No Eldorado

 

The streets here are not paved with gold. Their shine
Is not the gleam of ingots, but the glare
Of sunlight on wet tarmac. And they’re mine
For now; it seems no-one’s inclined to share
A stormy Sunday afternoon with me
Out on the road. No, they’re all snug inside
With post-lunch television, cups of tea
And slumber. It’s left up to me to ride
These plated lanes alone. The bike, hand-made
From steel and aluminium, tipped with chrome,
Cuts through this metalled landscape like a blade;
Quicksilver flashing down the hill for home.
I have no gold or silver to my name.
But there are riches here that I may claim.

 

Even though I detest sport, I love major sporting occasions, because if everyone’s inside watching the TV, it means the roads are quiet. As you can imagine, during yesterday’s Wimbledon tennis final, featuring the first Brit for 76 years, I had Sussex pretty much to myself. The weather wasn’t great, but the solitude was wonderful. N.
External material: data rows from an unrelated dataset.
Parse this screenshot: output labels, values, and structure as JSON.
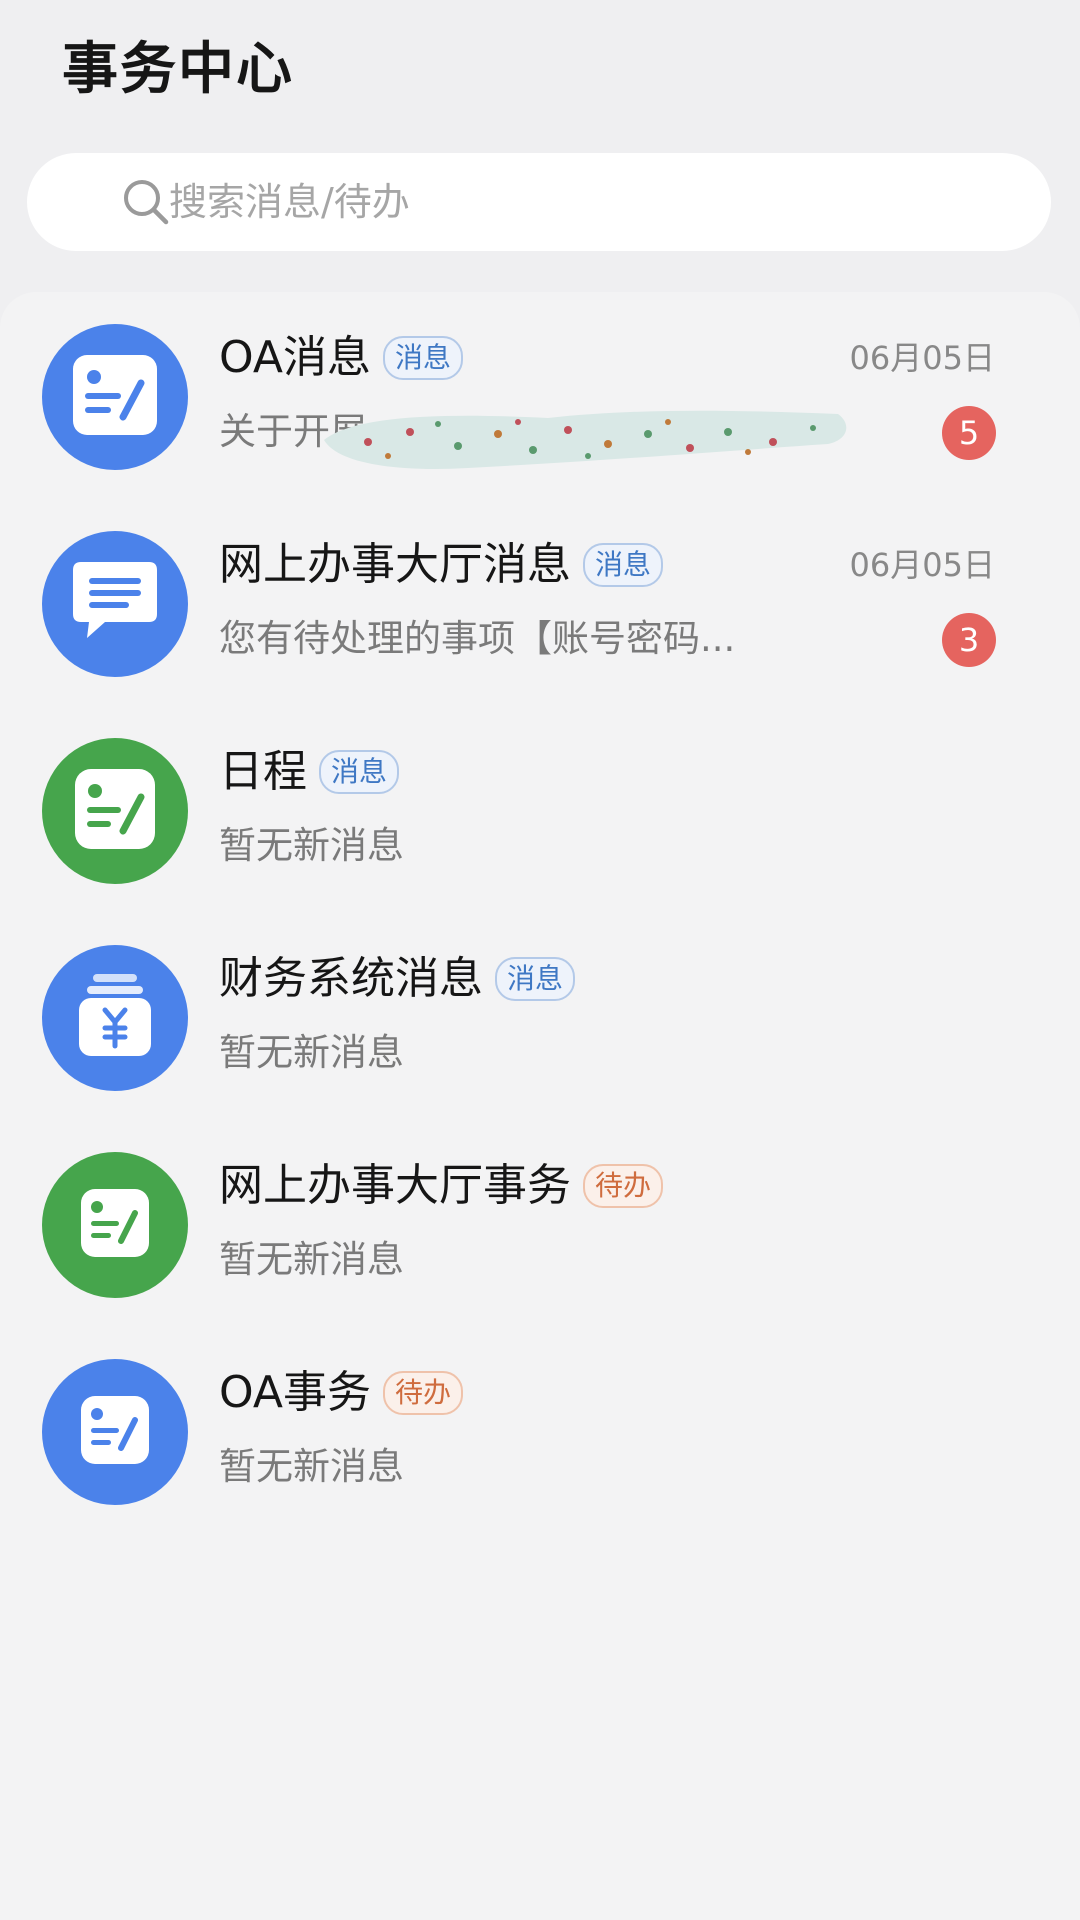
{
  "header": {
    "title": "事务中心"
  },
  "search": {
    "placeholder": "搜索消息/待办"
  },
  "items": [
    {
      "title": "OA消息",
      "tag": "消息",
      "subtitle": "关于开展",
      "date": "06月05日",
      "badge": "5",
      "icon": "document-edit-icon",
      "color": "#4b82ea"
    },
    {
      "title": "网上办事大厅消息",
      "tag": "消息",
      "subtitle": "您有待处理的事项【账号密码...",
      "date": "06月05日",
      "badge": "3",
      "icon": "chat-bubble-icon",
      "color": "#4b82ea"
    },
    {
      "title": "日程",
      "tag": "消息",
      "subtitle": "暂无新消息",
      "icon": "document-edit-icon",
      "color": "#46a54c"
    },
    {
      "title": "财务系统消息",
      "tag": "消息",
      "subtitle": "暂无新消息",
      "icon": "yuan-jar-icon",
      "color": "#4b82ea"
    },
    {
      "title": "网上办事大厅事务",
      "tag": "待办",
      "subtitle": "暂无新消息",
      "icon": "document-edit-icon",
      "color": "#46a54c"
    },
    {
      "title": "OA事务",
      "tag": "待办",
      "subtitle": "暂无新消息",
      "icon": "document-edit-icon",
      "color": "#4b82ea"
    }
  ],
  "colors": {
    "background": "#efeff1",
    "badge": "#e5645f",
    "tag_message": "#3f78c4",
    "tag_todo": "#cf6c3e"
  }
}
Notes to self

Silver bullet

My mother
Never understood how I
Could play this thing
When I couldn’t see
What my hands were doing, or
Which finger pressed which key.

My father
Couldn’t fathom embouchure;
And though he tried
He could not begin
To see the simple physics
Of blowing over, and not in.

My classmates
All clamoured for their turn
Then wondered why
They could not make it speak
Beyond a hollow, windy hissing
Or sudden, scalded shriek.

And I was grateful
For their foolish questions
Which moved my mind
From darker, deeper fears
That occupied it then, and still
Endure despite the years.

And even now
The asinine demands of others
Fade into forgetfulness
Whenever I take up this length
Of slender silver, close my eyes,
Reach back in time, and breathe.

On one level, the flute is a very simple instrument: you only play one note at a time (no chords like the guitar, or double-stopping like the fiddle) and only ever in the treble clef (it doesn’t go lower than middle C). At the same time,  many people find it fiendishly difficult, or even impossible, to produce a single note (the idea is to blow across the hole, rather than into it). And while it’s sweet and soulful, it can also be very powerful, cutting through the sound around it like a silver stiletto.

I’ve been a flute-player on and off since I was nine years old. After being ‘off’ for most of my thirties, I’m now playing regularly again, as precisely half the flute section in our local community orchestra. We’re a small ensemble, mostly ‘of an age’ and pretty rusty, but through our weekly rehearsals, I’ve rediscovered the sheer joy of making music again.

Although the ol’ brain and fingers don’t work together quite so well as they once did, I’ve surprised myself with how much comes back to me when I stop trying too hard.